It begins before you even know it. You know you’re pregnant but no one else does. But then you think you catch a knowing look from a woman on the corridor at work or one of your female colleagues almost imperceptively glances at your belly mid-conversation and you wonder fleetingly, do they know? No, sure how could they?
Then when the time is right, you break the news of your impending arrival and to a chorus of hand clapping and cries of “I knew it“, you find that you have suddenly become a member of the most ancient and secret society in the world: the sisterhood of motherhood. It’s a lovely, warm, supportive, open and welcoming place, the sisterhood, but its members only grant you access once you have crossed the threshold into pregnancy. There are women I have worked with for years who completely changed our relationship once they found out I was pregnant. Conversations took on a new tone; stories were exchanged, tips offered, sympathetic ears, eyes, faces came forth and new friendships were formed purely and solely on the basis of extending and sharing experiences of pregnancy, birth and motherhood. I was delighted actually. My working relationships improved nearly overnight, as if I had learned a secret handshake which opened up a network of membership privileges and insider knowledge.
As my pregnancy continued and my bump was obvious to everyone, I began to notice the sisterhood was not exclusive to my mothering work colleagues. In fact neighbours who I’d never exchanged a word with began to stop for a chat as they passed by the front garden and some even called to the door to ask after me and the approaching big day and to offer their help and their stories. Chance meetings with acquaintences would descend into excited, hushed whispers and the sharing of delightful, intimate tales. When Baby S arrived, this loveliness continued.
Mothers are so nice to other mothers.* It’s like an instant “knowingness” and recognition, a universal empathy that doesn’t need to be verbalised. Mothers know what it is to be a mother and regardless of different philosophies or opinions on the A-Z of childrearing, every mother knows what it feels like to be a mother, the very essence of it, at whatever stage of the journey you may be on. It’s almost cellular.

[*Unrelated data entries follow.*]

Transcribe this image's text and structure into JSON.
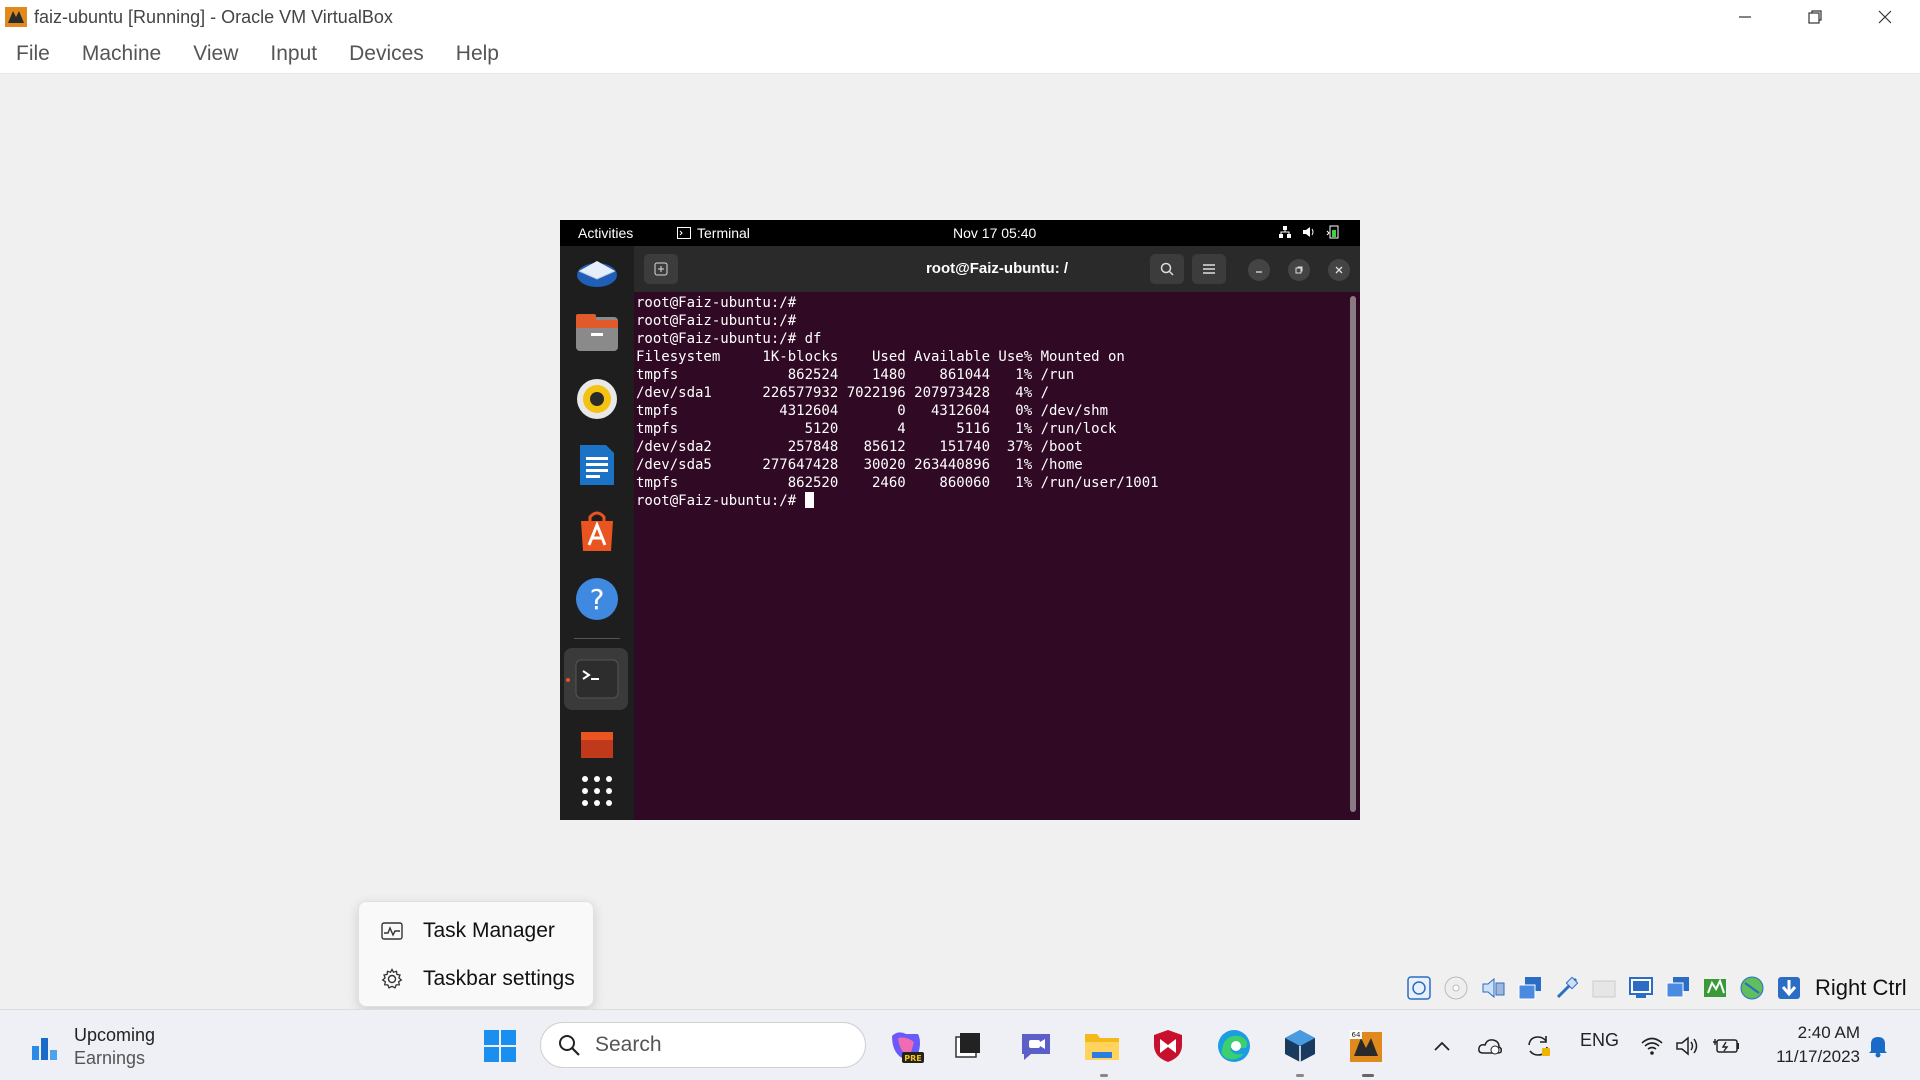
{
  "window": {
    "title": "faiz-ubuntu [Running] - Oracle VM VirtualBox"
  },
  "menu": [
    "File",
    "Machine",
    "View",
    "Input",
    "Devices",
    "Help"
  ],
  "gnome": {
    "activities": "Activities",
    "app": "Terminal",
    "clock": "Nov 17  05:40"
  },
  "terminal": {
    "title": "root@Faiz-ubuntu: /",
    "lines": [
      "root@Faiz-ubuntu:/#",
      "root@Faiz-ubuntu:/#",
      "root@Faiz-ubuntu:/# df",
      "Filesystem     1K-blocks    Used Available Use% Mounted on",
      "tmpfs             862524    1480    861044   1% /run",
      "/dev/sda1      226577932 7022196 207973428   4% /",
      "tmpfs            4312604       0   4312604   0% /dev/shm",
      "tmpfs               5120       4      5116   1% /run/lock",
      "/dev/sda2         257848   85612    151740  37% /boot",
      "/dev/sda5      277647428   30020 263440896   1% /home",
      "tmpfs             862520    2460    860060   1% /run/user/1001"
    ],
    "prompt": "root@Faiz-ubuntu:/# "
  },
  "context_menu": {
    "task_manager": "Task Manager",
    "taskbar_settings": "Taskbar settings"
  },
  "vbox_status": {
    "host_key": "Right Ctrl"
  },
  "taskbar": {
    "weather_line1": "Upcoming",
    "weather_line2": "Earnings",
    "search_placeholder": "Search",
    "lang": "ENG",
    "time": "2:40 AM",
    "date": "11/17/2023"
  }
}
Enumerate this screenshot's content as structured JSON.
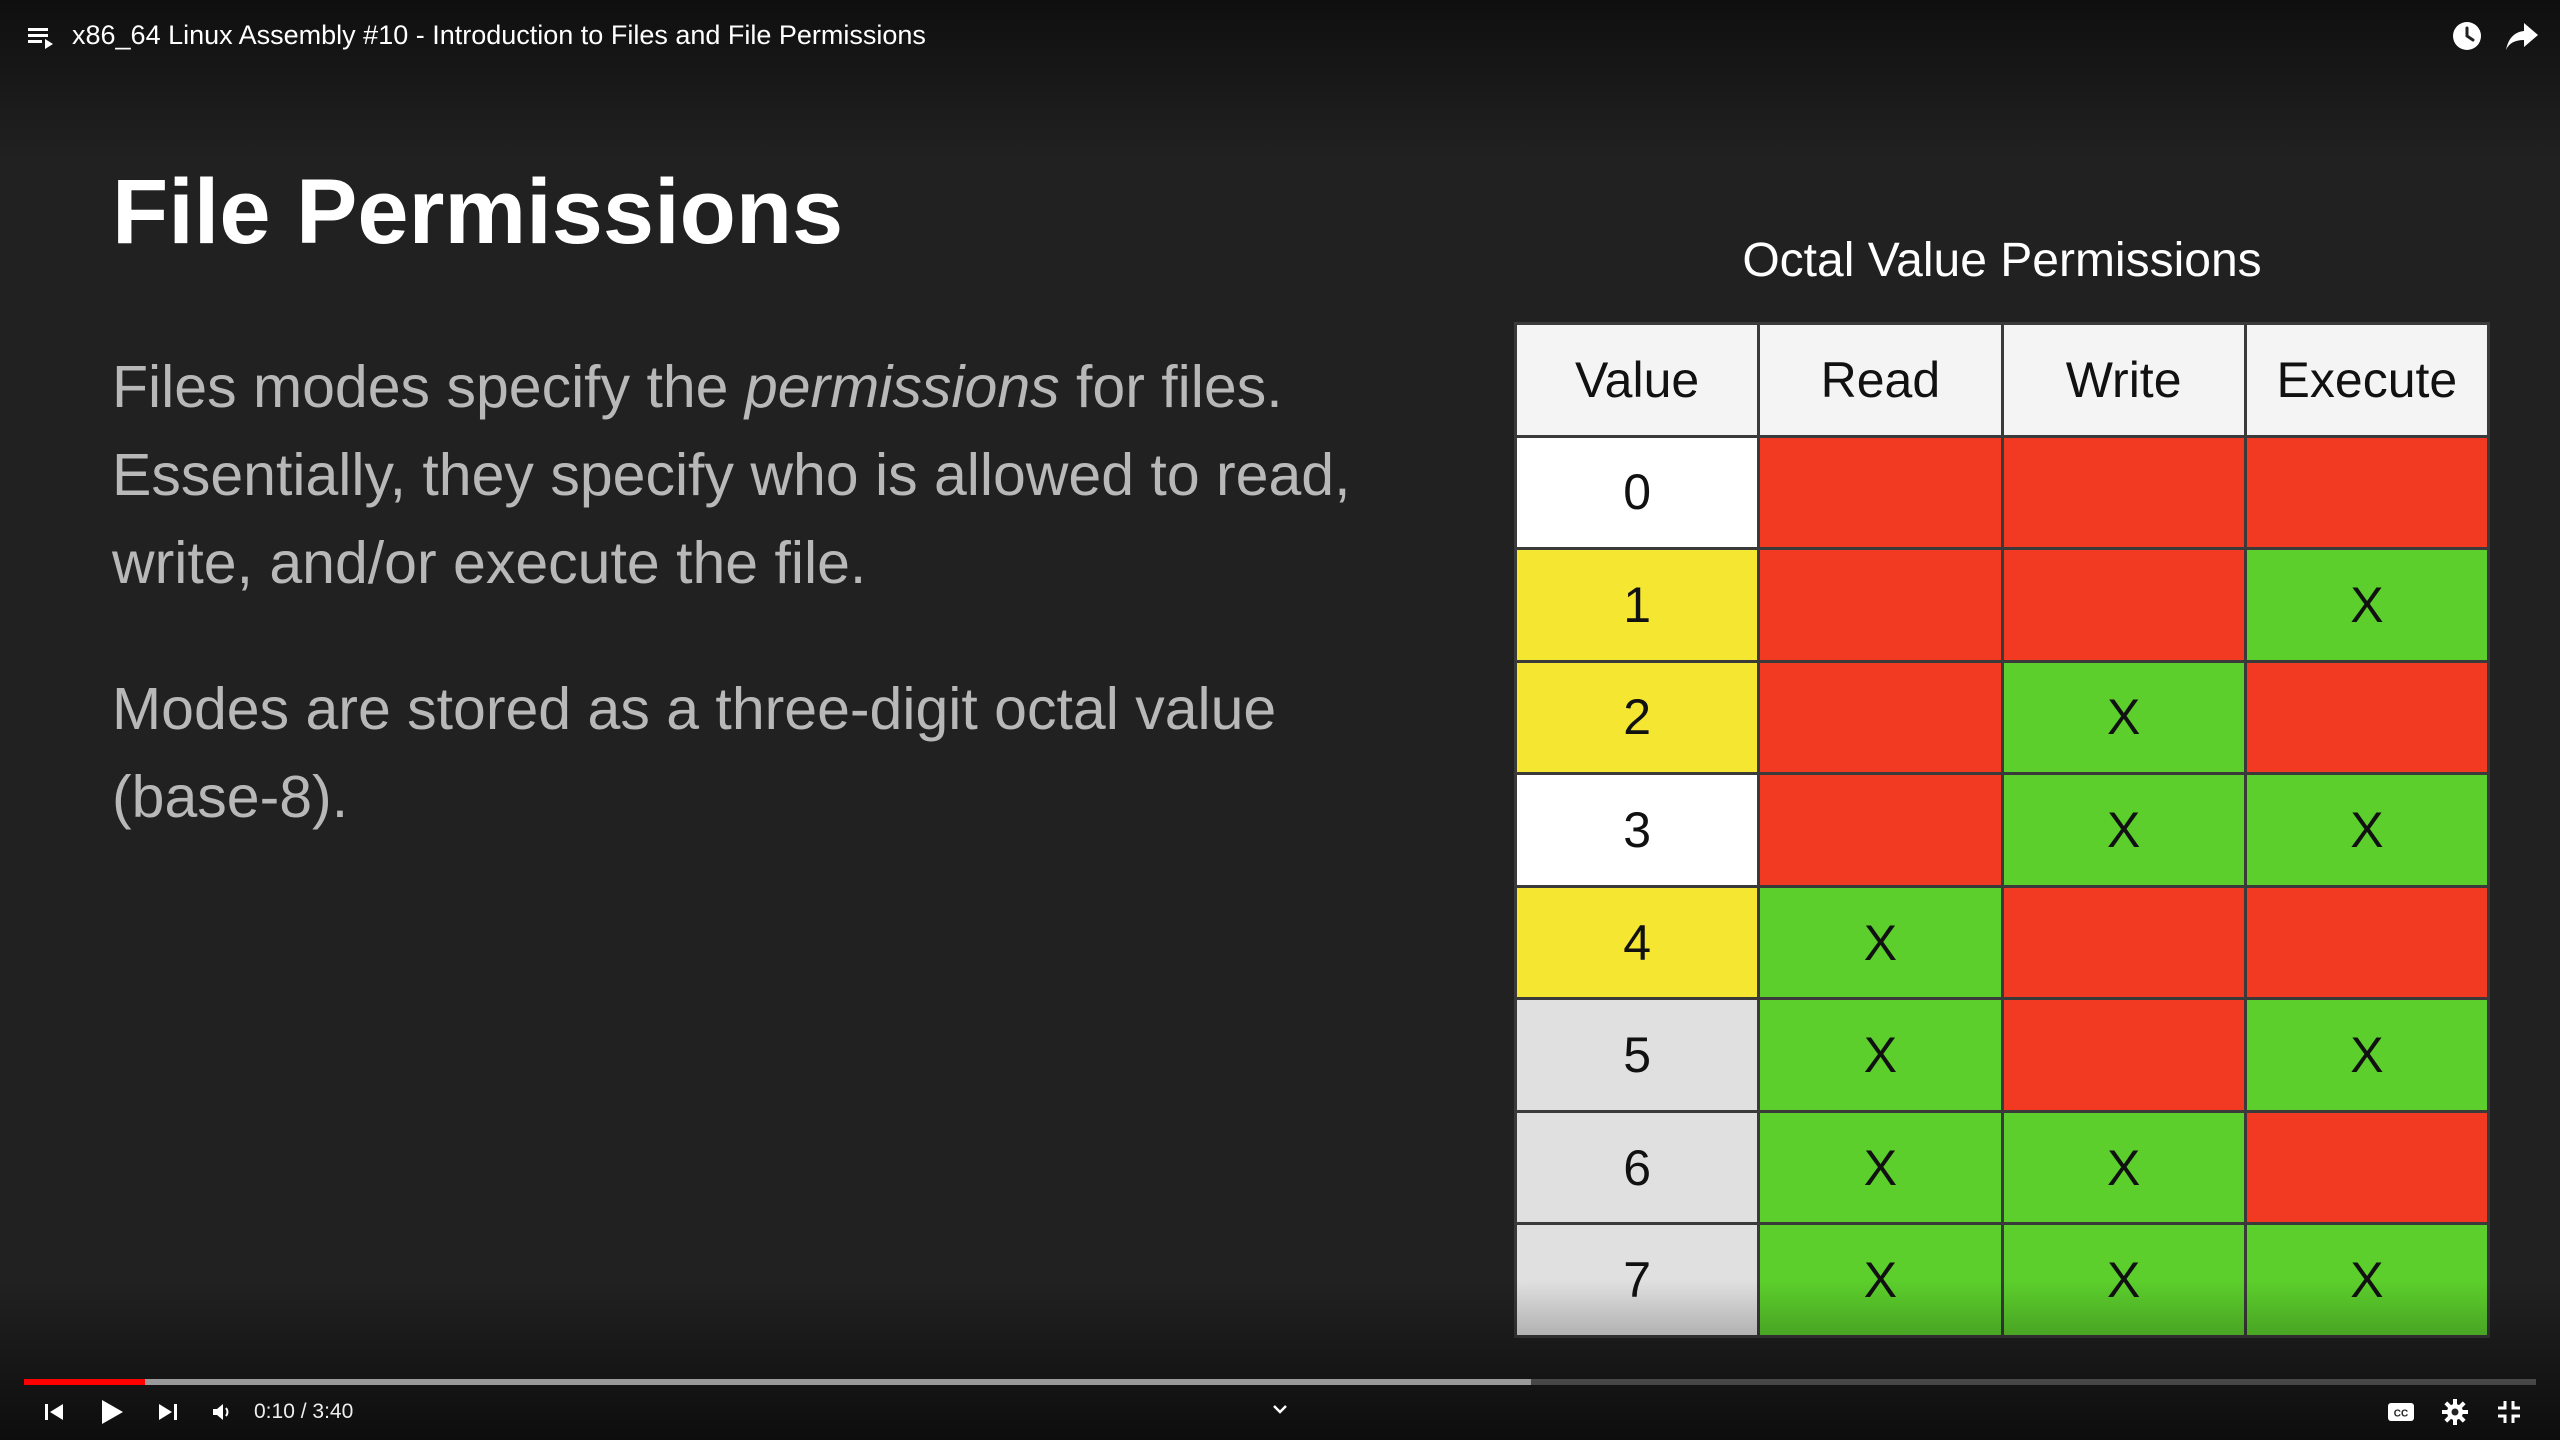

One of the beautiful things I have loved since my mothering journey began is the new friendships that I have developed. The friendships began because we became mothers at the same time but have endured and matured into strong, important relationships that have subsumed and transcended our shared mother-status. These friendships have enriched my life at a stage when I pretty much thought I had a full complement of friendships. They are unique in that we just jumped right in at the deep end, straight into the heavy stuff, no messing. I remember in some of our first meetings talking about perineal massage, incontinence, stitches, piles, cracked nipples, sex – and not a red face in the house. We talk about the profound emotional, psychological, physical and physiological changes and feelings we have experienced and are experiencing – our hopes, our fears, our worries and always the humour that follow us on this journey. It’s amazing. They have added such value to my life.
As a fully fledged member of the sisterhood of motherhood, I have found myself extending out the hand of “knowingness” and support to other women coming up behind me. I find I can’t control it actually. I see the pregnant woman and I want to reach out. I don’t mean overshare and burden with my own experience but I do feel a desire to let them know that I know. And that I’d be delighted to help with anything at all. Does that make any sense?
It’s such a wonderful secret society to be a part of. I think what would make it even better is if it wasn’t a secret society. I was blissfully unaware of it’s existence pre-pregnancy. I’m fairly sure I would have scoffed at the idea of it too and dismissed the perceived smugness of it all. Now, I can only imagine all the good it would do, if women grew up in a world where this sharing of motherhood was a wisdom we all had from birth. I think it would empower women and they could make better, more informed choices about motherhood and where it may or may not fit into their lives.
Then maybe things wouldn’t come as such a shock. And maybe women would be nicer to each other.
*You might have spotted my asterisk there. The caveat I’m including is “except online”. Sometimes some mothers can be very mean to other mothers online because they are emboldened by the anonymity of the Internet. That’s just not cool. I have no problem when people disagree with people to their face or disagree with them completely behind their backs because there’s no harm done there, but there’s no need for the cowardly anonymous attacking.